  • i think a lot of people visiting this site have made lists with all the label-specifics etc… so have i, but it keeps on growing with exeptions… is there a way we can all combine eachothers notes on labelography,rvg’s,first pressings, exeptions et etc…

    ‘the jazz-collector’s guide to buying Blue Note records” 🙂

  • i know…it allready exists a little bit…nl. the wonderfull site of Mr. Al Perlman!!!!!!

  • I”love it !
    but i’m shure it will be wellcome by buyers and hated by many,not all sellers.
    The old question:original vs first pressing…
    Anyway I’m happy and ready to share my info with all of you.
    Ah,I’m on the buyin’ side.

  • Things are getting stranger…and the documentation (as suggested by maarten kool) will be very complicated…
    Yesterday I received 2 BN LPs which I purchased a week ago. The amazing Bud Powell Vol 1&2. The seller decribed them nicely so I was aware that both lps have different labels on each side…but as the condition was very nice (Everything EX, except cover of Vol 2 which is VG) and the price was nice as well(togehther approx 55 USD) I was fine with this.
    Vol 1:
    Side 1: 47 West 63RD, DG, no “R”, Side 2: NY, DG, with “R”
    This means BN used a label from 1959 on Side 1 and a label from earliest 1962 on side 2..maybe someone found a leftover at least 3 year old label in his desk???
    Vol 2:
    Side 1: Lex., DG, no “R”
    Side 2: 47 West 63RD, DG, no “R”.
    I love them!
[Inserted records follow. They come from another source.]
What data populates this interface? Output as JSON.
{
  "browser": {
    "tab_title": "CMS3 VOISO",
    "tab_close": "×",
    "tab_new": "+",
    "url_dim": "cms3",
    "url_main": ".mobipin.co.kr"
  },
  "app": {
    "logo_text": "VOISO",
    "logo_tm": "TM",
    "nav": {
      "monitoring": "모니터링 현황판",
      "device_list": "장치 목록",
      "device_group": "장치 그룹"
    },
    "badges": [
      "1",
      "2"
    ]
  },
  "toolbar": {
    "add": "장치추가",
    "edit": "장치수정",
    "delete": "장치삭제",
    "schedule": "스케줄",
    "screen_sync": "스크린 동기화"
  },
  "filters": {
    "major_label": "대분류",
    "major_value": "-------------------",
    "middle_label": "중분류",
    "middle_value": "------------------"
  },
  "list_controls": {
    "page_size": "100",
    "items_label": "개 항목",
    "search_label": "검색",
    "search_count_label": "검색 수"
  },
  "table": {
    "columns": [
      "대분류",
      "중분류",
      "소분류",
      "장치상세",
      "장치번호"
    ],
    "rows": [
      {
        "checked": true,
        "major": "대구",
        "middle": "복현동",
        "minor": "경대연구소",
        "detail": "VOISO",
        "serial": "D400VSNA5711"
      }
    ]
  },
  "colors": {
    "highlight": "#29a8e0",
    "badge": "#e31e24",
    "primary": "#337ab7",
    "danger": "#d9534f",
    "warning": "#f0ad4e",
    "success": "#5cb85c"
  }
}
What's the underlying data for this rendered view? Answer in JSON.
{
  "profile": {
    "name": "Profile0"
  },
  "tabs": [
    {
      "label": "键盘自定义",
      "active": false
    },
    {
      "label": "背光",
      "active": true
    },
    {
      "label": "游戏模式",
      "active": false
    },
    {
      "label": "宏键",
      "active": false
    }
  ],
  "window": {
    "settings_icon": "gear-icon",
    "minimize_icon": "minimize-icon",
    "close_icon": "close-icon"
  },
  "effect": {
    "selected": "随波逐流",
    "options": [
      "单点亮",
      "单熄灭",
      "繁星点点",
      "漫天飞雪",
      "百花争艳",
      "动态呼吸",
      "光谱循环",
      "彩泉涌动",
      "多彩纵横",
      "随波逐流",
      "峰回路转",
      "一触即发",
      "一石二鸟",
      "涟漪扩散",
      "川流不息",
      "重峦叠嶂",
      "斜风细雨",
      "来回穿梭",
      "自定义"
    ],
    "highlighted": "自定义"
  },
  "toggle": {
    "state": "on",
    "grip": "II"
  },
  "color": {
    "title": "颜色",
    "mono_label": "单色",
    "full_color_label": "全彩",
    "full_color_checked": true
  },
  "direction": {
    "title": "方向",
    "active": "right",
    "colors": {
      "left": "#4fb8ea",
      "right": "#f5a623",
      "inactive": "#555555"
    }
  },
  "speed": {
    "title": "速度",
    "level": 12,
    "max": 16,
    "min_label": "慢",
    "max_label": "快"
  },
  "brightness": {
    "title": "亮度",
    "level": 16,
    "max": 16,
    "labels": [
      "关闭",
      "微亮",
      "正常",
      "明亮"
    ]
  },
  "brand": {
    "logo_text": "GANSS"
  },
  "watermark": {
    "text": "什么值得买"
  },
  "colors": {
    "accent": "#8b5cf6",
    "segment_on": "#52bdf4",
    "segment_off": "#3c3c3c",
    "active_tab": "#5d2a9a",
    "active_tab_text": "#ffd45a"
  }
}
  • Spooky gw, I think there may be a baseball card collector series of The Amazing Bud Powell (BN 1503)

    I too bought the Vol 1 album last week, from a vinyl store in London.

    Side 1: label BLUE NOTE RECORDS INC NEW YORK USA, DG, RVG signature, Ear, BLUE NOTE (R)

    Side 2: label BLUE NOTE RECORDS no “inc” 767 LEXINGTON AVE NYC, DG, RVG signature, Ear, BLUE NOTE no (R),

    This is all too much. This record is a mongrel and it has altogether too large a number of siblings

    What gives?

  • Pingback: Blog de Javier Hernandez

Leave a Reply

Your email address will not be published. Required fields are marked *